By Matt Palazzolo | August 7, 2020

Recovery Tips for Golfers

Guest Blog Post with Recovery Tips for Golfers from Matt Palazzolo- a Golf Digest Top 50 Golf Performance & Movement Coach 


Golf is a very dynamic sport. The complexity of the golf swing can place a tremendous toll on the body. Golfers tend to focus on two major aspects of their game when it comes to physical performance: distance and longevity. Exercise & recovery are paramount to golf and facilitating the effectiveness of both distance and longevity.


In this article we will focus on longevity.  When it comes to sustainability, it’s important we look at how to best engage in recovery protocols from a weekend of golf.


Here are three recovery tips for golfers of all levels to start utilizing today:


#1: Mobility Work 


Watch any Tour event on TV and you will see several different types of swings. When you work with a golf coach they’ll often compare your swing to that of a professional, possibly suggesting you feel “laid off” at the top or “less rounded” at impact. Not surprisingly, the best typically do it the most efficient way because they do it for a living. They have thousands of hours behind it. Most amateur golfers don’t have that luxury so we need to work on improving mobility to increase the swing efficiency.


When it comes to mobility, we also see the importance of working on increasing range of motion within certain parts of our bodies, regardless of our “swing type”. There are plenty of resources available on any number YouTube and Instagram pages (for example: @coach.palazzolo) where you can see stretches and exercises that help with a golfer’s mobility. When referencing these sources, look for exercises that help with hip internal rotation, shoulder external rotation, thoracic mobility, and ankle/big toe (yes, big toe) mobility.


#2 Soft Tissue Work


If you’ve ever gone to a chiropractor or physical therapist, they’ve probably done some minor massage or soft tissue work to help with joint function. The beauty is that a lot of the basic but very helpful soft tissue work that your therapist may perform, you can perform on yourself with practice and a few essential “tools”. All you’ll need is a foam roller or lacrosse ball.


I also use Therapist Preferred’s 400mg THC Free CBD Sports Cream when working areas like my calves, upper traps and lats (shoulder/upper back and neck) to help with getting a little less friction when working these tissues.


Note- for direct advice about specific conditions and to learn these maneuvers first hand, it’s always best to speak with your trusted therapist/sports medicine professional.


#3 Golf Specific Movement


When it comes to gym work, we definitely see the importance of strong hips, a strong back, and a functional core. There are tons of exercises that we can do that help with increasing our strength and function here.


But how often do you train rotation? And more importantly, how often do you train your pivot, especially with load? When it comes to golf, it’s super important for us to keep our joints healthy and our bodies comfortable within the position we swing from.

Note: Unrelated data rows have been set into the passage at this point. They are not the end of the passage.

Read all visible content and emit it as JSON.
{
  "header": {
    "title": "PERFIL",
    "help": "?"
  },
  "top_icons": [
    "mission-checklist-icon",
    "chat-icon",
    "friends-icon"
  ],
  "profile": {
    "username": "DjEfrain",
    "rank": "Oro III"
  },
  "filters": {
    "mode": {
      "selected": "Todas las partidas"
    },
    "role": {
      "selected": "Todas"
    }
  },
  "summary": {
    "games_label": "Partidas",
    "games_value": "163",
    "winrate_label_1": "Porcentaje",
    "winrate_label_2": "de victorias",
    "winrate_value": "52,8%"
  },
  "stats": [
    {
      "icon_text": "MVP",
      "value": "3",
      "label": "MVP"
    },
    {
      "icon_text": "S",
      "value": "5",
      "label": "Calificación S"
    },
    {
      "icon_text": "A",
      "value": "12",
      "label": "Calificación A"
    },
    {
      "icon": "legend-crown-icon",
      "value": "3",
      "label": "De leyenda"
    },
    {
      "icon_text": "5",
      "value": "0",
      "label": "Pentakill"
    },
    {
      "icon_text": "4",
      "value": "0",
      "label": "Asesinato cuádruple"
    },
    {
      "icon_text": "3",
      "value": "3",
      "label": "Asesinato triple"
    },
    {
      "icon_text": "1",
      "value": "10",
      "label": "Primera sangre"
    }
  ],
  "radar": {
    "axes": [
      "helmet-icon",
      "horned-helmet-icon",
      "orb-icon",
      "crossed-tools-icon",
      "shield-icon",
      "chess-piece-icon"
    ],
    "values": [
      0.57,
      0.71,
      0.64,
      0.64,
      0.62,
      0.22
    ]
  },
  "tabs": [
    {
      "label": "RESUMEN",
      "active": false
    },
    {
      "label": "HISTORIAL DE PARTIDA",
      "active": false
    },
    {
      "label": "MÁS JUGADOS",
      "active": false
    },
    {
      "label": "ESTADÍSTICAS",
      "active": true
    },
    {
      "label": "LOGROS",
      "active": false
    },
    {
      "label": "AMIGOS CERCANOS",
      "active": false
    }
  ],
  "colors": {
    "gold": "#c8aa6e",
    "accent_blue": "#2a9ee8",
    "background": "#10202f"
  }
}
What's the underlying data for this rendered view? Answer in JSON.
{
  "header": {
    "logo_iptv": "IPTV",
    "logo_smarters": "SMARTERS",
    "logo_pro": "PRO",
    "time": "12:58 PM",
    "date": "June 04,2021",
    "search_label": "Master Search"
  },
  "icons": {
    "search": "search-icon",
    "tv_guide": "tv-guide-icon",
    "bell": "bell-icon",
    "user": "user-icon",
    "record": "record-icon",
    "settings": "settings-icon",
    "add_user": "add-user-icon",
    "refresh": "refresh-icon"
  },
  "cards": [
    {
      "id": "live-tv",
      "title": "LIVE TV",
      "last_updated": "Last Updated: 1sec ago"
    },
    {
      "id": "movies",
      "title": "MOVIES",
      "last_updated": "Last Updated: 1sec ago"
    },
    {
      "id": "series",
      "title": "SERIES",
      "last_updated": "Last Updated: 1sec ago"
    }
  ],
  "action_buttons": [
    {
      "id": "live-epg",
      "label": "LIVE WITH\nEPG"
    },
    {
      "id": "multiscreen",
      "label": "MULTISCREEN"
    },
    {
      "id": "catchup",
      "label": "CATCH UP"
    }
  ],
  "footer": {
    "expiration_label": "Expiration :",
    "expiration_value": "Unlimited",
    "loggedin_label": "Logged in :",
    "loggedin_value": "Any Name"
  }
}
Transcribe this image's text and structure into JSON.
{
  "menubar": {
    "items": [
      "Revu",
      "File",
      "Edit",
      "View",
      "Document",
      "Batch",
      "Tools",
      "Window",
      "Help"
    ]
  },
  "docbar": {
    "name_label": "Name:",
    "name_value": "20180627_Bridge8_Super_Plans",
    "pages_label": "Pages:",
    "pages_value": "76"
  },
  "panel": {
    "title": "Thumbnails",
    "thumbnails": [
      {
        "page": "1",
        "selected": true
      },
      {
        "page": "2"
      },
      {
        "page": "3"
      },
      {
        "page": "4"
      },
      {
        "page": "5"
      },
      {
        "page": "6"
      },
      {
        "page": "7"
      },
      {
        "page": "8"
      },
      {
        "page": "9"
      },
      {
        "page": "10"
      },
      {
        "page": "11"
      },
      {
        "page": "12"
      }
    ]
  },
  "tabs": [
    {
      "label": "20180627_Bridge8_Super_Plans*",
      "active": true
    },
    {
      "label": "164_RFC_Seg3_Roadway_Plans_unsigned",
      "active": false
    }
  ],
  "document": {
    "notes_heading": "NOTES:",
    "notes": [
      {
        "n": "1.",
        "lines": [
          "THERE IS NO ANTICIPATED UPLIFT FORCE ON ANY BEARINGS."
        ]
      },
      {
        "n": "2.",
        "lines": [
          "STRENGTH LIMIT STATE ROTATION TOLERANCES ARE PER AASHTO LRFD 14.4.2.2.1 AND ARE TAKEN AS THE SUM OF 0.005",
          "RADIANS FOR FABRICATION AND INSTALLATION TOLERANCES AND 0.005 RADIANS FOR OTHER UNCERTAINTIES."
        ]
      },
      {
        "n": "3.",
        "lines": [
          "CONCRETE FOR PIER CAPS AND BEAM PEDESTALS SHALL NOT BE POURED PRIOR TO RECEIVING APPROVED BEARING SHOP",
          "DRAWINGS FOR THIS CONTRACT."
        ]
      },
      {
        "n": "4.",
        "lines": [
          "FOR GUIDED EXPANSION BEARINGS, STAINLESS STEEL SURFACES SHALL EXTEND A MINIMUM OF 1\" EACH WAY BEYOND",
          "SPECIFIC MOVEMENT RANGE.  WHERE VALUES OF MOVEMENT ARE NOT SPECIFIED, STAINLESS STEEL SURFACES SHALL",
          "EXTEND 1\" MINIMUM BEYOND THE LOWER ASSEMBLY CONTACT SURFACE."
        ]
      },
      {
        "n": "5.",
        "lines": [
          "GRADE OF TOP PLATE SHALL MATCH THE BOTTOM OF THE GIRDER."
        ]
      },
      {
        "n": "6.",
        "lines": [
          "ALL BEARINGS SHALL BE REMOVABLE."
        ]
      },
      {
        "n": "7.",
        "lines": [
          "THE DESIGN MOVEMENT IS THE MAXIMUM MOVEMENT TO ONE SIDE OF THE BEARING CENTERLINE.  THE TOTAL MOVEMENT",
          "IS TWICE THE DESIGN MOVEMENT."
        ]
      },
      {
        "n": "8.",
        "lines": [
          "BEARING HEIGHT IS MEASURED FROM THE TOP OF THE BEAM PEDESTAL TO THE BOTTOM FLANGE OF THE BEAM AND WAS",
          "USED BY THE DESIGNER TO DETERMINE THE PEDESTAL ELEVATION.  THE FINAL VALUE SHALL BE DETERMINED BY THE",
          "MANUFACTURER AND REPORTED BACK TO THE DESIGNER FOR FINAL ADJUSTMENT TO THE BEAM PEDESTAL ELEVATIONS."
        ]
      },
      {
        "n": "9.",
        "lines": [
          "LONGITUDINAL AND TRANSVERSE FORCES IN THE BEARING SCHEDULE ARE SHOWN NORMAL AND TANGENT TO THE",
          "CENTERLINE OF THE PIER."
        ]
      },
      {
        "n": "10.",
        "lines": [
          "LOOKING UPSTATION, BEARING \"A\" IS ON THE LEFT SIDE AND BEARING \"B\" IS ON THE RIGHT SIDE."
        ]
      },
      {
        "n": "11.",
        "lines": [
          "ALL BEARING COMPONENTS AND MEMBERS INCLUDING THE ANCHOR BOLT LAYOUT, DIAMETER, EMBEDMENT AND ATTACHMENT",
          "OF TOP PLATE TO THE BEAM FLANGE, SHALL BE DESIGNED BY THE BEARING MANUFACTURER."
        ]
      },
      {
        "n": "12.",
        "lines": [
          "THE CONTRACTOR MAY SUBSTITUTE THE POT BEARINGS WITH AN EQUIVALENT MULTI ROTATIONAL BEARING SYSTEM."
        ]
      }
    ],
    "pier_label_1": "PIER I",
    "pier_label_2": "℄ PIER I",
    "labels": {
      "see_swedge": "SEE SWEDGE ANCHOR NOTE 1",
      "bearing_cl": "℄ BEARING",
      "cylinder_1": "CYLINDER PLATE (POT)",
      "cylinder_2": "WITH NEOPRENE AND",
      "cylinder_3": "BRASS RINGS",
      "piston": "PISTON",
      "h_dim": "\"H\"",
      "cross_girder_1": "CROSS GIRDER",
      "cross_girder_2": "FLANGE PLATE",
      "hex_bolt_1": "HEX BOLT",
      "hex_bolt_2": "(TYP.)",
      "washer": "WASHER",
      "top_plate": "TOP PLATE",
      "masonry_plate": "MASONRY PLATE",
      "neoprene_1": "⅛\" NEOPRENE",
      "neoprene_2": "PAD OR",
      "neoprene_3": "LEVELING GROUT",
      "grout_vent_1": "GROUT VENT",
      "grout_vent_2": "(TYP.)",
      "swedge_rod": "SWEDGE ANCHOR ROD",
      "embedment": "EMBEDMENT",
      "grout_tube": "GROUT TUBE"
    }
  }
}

Taking a club across your chest while in your living room or on the course waiting to hit your shot and working on your pivot will pay out dividends when it comes to the longevity of your golf game. As you advance, you can begin to take resistance bands and bars to work on tour pivot. Again, it’s suggested that advancing from bodyweight to load should be done and monitored by your trainer or therapist.


Golf is an amazing sport because you can continue to play as you get older. Performance and distance are at the forefront right now. Everyone wants to hit it further. As much as performance coaches like myself want to help you as golfers get there, we also know the importance of prioritizing quality movement patterns and recovery protocols. If you’re serious about the game, and serious about staying healthy for golf, what you do in the gym and at home should heavily reflect what you want to feel and do on the course. For me and my golfers, this becomes the priority, as does the utilization of proper recovery tools and supplements.


To learn more recovery tips for golfers, follow me on IG @Coach.Palazzolo or email me at


About the Author:




In 2013 Matt received his certification from Nike as a Golf Performance Specialist. Matt spent 2 years in Florida working as the Director of Performance at an elite junior golf academy and now works in a private club in Manhattan and remotely. With a strong background in human movement and understanding the dynamics of the golf swing, Matt has worked with players of all skill levels ranging from beginner to players on the Symetra Tour and LPGA. Matt was also named a 2020 Top 50 Golf Fitness Trainer by Golf Digest.